A vacationer in Alaska said he felt a local restaurant flipped him “a huge middle finger” when it suggested he tip as much as 100% of his bill after breakfast with his buddies.
Harrison Snowden was visiting Anchorage from his hometown of Chicago when he and two friends went to breakfast, according to an account of the incident first reported by The Free Press.
Snowden graciously picked up the $37.25 bill when he was presented with a tipping screen that offered four suggested upcharges. The minimum was 20% — a healthy tip by many standards that the app merely rated “Good.”
That was followed by an option of 30%, described as “Great;” 50%, rated as “Wow!” and finally 100%, which the tip screen noted was for the “Best Service Ever!” per the outlet.
“It just felt like a huge middle finger. They know no one is going to tip that much,” Snowden told The Free Press.
The option to double his check made Snowden fork over gratuity of just 8% — which came to about $3 — less than he normally would have because he was so shocked.
“Had it not been that big of an ask, I actually think I would’ve ended up tipping more,” added Snowden, who works as an options trader in the Windy City, per The Free Press.
The tablet-style practice similar to the one Snowden experienced — which usually shows suggested tip rates while a customer is awkwardly face-to-face with a worker — has surged in popularity, appearing everywhere from cafes to sit-down dining establishments, nail salons and even at self-checkout stations.
Snowden is far from the first customer who feels that a gratuity system has reached a tipping point.
Just this week, a 39-year-old woman vacationing in New York City from Auburn, Ala., encountered a case of automatic gratuity while having lunch at Five Acres in Rockefeller Center on Tuesday with her parents and two children.
To make matters worse, “our service was not very good,” Miranda Jackson told The Post, calling the Midtown Manhattan restaurant’s mandatory tipping structure “presumptuous.”
“It’s almost like it doesn’t incentivize them to have good service. Our food came out at separate times. We waited forever,” she added of Five Acres’ automatic tip.
Restaurant owner James Mallios of Amali on 60th Street and Calissa in Water Mill said that automatically adding a tip is “a European approach,” where tips are handed out less generously since wait staff is usually guaranteed an hourly wage and other worker protections that American restaurant workers are not.
“Almost every restaurant in Miami does an automatic service,” said Mallios, whose two New York-based resutaurants both add 18% gratuity to all checks.
“In New York it is still not common, but I think you will see it more and more,” he added, though a report published last month from Forbes Advisor showed that nearly 75% of Americans said they leave excessively-high tips out of guilt.

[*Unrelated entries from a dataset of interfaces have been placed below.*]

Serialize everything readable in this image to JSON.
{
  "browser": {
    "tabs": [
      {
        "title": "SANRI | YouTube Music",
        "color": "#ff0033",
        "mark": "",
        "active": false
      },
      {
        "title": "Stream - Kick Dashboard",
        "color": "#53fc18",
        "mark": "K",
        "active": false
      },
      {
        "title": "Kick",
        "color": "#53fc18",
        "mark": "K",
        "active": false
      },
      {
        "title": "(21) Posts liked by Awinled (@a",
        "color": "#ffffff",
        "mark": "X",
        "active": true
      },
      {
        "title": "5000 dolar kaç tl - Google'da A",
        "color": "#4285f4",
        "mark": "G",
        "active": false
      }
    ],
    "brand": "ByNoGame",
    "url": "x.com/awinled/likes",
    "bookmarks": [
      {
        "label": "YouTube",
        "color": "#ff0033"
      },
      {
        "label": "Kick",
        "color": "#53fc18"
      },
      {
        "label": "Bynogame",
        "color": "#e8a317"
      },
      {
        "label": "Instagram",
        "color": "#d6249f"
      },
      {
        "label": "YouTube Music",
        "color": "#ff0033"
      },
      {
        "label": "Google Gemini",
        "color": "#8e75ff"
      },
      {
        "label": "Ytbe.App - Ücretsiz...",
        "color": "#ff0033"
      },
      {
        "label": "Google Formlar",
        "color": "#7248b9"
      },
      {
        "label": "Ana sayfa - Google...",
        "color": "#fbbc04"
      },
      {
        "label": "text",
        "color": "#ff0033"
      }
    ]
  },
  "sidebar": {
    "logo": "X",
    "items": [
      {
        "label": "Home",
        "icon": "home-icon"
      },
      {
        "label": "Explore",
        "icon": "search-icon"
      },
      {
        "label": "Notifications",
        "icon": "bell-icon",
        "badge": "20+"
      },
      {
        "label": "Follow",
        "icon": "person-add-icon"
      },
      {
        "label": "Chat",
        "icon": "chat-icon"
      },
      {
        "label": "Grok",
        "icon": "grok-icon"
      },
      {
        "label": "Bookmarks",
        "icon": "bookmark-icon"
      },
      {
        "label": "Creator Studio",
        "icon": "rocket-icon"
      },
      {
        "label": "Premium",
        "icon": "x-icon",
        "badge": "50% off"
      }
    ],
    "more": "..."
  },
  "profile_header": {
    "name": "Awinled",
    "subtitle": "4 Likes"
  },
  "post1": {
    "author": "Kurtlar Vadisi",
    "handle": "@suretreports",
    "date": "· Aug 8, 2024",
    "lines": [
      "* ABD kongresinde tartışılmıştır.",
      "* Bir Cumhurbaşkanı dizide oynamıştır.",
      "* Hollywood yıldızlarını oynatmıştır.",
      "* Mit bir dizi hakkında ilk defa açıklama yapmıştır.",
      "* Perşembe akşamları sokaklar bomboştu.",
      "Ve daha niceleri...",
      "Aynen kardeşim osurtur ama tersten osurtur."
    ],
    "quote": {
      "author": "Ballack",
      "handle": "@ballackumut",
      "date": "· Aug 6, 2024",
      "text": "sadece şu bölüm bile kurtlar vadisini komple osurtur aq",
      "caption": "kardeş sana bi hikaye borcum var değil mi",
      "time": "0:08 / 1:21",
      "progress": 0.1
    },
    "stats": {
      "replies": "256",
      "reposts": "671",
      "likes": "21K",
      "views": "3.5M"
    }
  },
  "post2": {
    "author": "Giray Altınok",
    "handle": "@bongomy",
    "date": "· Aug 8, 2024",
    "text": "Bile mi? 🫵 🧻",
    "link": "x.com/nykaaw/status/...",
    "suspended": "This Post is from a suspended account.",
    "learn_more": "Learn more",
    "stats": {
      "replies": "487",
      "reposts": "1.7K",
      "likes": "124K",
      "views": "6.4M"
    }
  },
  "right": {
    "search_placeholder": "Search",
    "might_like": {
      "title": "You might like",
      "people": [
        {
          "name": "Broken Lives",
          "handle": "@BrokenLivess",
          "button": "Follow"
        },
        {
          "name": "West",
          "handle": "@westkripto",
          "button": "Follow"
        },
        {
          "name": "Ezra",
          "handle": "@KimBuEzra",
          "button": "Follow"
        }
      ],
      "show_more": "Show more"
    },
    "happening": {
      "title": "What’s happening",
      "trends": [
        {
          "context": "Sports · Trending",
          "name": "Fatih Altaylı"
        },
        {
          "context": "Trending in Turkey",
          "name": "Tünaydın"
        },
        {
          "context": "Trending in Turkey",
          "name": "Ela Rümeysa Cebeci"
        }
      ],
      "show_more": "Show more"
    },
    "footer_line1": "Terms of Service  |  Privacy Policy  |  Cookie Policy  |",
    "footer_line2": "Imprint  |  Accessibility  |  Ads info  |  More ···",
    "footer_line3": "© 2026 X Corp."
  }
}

Specifically, 73% of US respondents said they leave 11% gratuity at minimum when prompted digitally on devices like tablets or smart card readers, as opposed to an old-fashioned dollar or two dropped into a counter jar, Forbes’ survey found.
In these scenarios, 65% admitted to giving more as opposed to when they leave cash.
Just under one-third of Americans — 31%, to be exact — said they feel “pressure” to pay it forward, a phenomenon commonly referred to as “guilt tipping.”
Take it from Starbucks customers, after the popular coffeehouse chain shifted to a digital tip system at checkout last fall, which one could argue was met with grande distaste by some patrons.
San Antonio paralegal Laura Gonzalez called a recent payment “super awkward” while she was in its Times Square shop last year — and other customers have said similar.
“I haven’t even gotten my drink yet; why would I tip you? I think it really steers customers away because of how uncomfortable it can be for us. Especially at a location where the service isn’t great,” Amira Younis, a Virginia Tech student, griped to The Post at the time.
“It feels backward, like they’re performing the service [quality] based on the tip they’ve either already got or not gotten.”